But it would be worth doing a case study on Kennedy to see what could be learned from him that others might be able to try in other cities. A few things I note from afar are:

  • He had no personal connection to Dallas and hence could see it as his project, without the emotional complications that come from trying to make an impact in your hometown. This also had the added benefit of his not being burdened by existing social ties or an existing slot in a social hierarchy, similar to a consultant.
  • He’s benefitted enormously from the megaphone of D Magazine.
  • He went “all in” on Dallas and by all accounts has skin the game for his preferred lifestyle (e.g., he doesn’t own a car).
  • He figured out that unpleasant truth is acceptable if used in the service of orthodox urbanists ends. For example, Wendell Cox often points out the weakness of downtown job markets and population dynamics of most cities outside of a small handful. He’s roundly despised and dismissed for this. But Kennedy has used pretty much the same findings as an argument in favor of traditional urbanist policies, whereas most urbanist advocates tend to be overly pollyannish (e.g., bragging about the large number of apartments under construction downtown). Uptown Dallas has tons of new skyscrapers in it, but Kennedy says it’s not nearly enough. If anything, he overstates the negatives. For example, that piece about making Dallas a desirable place to live is ridiculous. The city of Dallas has over 1.3 million people – an all time population high. It has grown its population every single decade since 1860, yes 1860. Dallas is a very desirable place to live; Kennedy is projecting here.
  • While he’s not necessarily hostile to Dallas a region, he focuses primarily on the city, and has been able to leverage the fact that the city political and business structure has interests that diverge from the region as a whole. (Most Midwest boosters heavily tout metropolitan statistics, which I don’t see Kennedy do nearly as much).

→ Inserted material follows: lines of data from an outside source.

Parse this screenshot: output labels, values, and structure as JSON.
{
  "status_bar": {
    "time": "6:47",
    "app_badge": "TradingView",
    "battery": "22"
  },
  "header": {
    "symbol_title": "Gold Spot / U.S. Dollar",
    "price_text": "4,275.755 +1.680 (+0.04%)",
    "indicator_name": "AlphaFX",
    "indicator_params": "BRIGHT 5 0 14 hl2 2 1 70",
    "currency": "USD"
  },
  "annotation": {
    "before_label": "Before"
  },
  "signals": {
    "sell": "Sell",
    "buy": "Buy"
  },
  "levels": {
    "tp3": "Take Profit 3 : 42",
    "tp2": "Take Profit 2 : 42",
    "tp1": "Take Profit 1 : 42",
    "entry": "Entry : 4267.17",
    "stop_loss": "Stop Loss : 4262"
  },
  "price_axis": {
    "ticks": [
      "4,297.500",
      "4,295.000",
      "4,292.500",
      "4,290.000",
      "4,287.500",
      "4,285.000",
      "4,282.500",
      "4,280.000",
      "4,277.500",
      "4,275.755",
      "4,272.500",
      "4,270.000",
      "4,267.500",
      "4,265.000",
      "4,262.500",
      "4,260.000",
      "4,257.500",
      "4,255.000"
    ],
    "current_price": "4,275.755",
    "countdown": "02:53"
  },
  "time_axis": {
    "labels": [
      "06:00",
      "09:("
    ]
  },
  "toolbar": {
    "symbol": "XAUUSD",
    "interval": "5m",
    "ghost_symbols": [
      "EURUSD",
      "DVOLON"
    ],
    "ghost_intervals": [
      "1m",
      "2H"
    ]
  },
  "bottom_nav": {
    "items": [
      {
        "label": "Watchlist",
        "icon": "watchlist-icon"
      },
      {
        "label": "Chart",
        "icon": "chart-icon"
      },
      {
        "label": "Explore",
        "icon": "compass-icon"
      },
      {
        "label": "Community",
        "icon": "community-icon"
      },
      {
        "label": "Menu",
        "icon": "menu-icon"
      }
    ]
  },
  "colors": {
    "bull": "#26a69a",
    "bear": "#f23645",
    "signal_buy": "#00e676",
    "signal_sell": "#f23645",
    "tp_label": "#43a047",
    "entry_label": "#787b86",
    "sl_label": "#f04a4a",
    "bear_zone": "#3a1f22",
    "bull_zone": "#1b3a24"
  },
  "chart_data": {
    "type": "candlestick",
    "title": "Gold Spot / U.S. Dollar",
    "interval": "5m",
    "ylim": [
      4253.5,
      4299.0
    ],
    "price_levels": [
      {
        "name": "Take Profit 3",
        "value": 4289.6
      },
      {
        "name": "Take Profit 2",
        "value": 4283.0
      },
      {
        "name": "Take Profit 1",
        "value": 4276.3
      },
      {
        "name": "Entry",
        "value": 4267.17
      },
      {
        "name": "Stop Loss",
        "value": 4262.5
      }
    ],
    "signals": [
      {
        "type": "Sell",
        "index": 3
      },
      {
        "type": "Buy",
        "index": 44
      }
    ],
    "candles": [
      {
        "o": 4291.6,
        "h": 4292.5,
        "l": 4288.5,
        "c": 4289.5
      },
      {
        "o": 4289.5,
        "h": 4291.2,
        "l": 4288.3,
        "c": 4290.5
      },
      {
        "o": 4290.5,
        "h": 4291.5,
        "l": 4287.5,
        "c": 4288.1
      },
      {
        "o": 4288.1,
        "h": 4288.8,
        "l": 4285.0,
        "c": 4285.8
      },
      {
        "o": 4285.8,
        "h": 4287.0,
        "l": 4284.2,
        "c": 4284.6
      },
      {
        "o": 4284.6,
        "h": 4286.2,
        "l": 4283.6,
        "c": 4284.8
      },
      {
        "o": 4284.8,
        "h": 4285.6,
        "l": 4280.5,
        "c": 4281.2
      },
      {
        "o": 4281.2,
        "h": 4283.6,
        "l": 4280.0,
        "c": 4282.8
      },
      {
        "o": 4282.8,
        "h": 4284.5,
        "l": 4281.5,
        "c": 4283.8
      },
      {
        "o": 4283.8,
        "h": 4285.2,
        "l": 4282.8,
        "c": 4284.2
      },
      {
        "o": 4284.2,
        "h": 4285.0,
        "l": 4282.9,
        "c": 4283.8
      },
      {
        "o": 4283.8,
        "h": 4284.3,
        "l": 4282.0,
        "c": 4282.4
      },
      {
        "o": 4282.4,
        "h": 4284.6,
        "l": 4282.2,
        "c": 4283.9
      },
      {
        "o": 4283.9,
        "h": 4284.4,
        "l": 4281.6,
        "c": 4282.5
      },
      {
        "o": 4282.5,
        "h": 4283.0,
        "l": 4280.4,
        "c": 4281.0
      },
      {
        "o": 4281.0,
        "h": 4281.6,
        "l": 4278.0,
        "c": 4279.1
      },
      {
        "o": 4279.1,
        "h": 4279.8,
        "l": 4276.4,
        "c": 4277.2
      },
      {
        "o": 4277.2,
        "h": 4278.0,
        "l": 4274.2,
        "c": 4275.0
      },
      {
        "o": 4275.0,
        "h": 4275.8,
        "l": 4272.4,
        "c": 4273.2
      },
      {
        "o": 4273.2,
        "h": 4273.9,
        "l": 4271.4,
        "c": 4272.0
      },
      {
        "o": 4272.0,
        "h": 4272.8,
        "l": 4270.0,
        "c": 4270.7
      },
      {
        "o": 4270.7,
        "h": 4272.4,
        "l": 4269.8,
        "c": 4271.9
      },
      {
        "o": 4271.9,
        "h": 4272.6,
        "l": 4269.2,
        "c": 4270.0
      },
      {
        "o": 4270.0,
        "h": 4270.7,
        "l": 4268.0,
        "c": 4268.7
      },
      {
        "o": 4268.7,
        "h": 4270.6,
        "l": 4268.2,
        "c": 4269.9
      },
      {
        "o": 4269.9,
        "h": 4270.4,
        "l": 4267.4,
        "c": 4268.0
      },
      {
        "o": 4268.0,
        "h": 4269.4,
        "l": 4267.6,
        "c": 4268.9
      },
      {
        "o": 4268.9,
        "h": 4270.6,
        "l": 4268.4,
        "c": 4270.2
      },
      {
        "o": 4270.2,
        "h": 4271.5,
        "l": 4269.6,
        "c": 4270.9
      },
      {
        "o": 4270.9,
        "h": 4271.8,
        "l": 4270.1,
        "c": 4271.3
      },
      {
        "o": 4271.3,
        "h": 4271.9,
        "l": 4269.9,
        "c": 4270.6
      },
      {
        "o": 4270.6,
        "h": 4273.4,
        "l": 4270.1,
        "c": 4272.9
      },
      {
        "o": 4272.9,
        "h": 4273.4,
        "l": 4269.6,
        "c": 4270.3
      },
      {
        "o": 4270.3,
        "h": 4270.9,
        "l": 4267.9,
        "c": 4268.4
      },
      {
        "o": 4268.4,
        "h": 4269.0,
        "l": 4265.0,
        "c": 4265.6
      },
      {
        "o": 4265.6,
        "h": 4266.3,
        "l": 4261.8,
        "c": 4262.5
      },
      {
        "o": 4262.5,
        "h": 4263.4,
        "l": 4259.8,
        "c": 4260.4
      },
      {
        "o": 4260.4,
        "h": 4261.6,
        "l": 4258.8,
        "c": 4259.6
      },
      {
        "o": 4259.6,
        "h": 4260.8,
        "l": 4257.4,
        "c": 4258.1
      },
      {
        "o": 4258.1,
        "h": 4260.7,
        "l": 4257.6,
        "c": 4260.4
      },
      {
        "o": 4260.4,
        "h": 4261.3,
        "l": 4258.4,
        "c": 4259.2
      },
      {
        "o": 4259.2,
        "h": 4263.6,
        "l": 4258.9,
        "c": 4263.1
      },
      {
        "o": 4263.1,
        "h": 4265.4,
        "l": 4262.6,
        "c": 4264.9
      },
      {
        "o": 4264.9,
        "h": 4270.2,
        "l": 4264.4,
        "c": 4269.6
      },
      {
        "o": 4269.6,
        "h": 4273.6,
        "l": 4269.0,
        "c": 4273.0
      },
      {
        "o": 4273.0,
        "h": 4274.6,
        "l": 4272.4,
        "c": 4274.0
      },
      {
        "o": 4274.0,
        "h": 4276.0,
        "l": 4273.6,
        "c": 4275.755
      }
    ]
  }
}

I should point out that my recent paper on ten infrastructure projects we should build included the I-345 teardown, which is one of Kennedy’s initiatives.

My impression is that Kennedy has been unusually effective in changing the urbanist conversation within the power structures of Dallas. This makes him worthy of a detailed case study or Dewar’s Profile to identify characteristics and strategies that could be tried elsewhere. As with everything, a good chunk of his success may well be random, but there’s no harm in trying to see if there are things that might be reproducible.

from Aaron M. Renn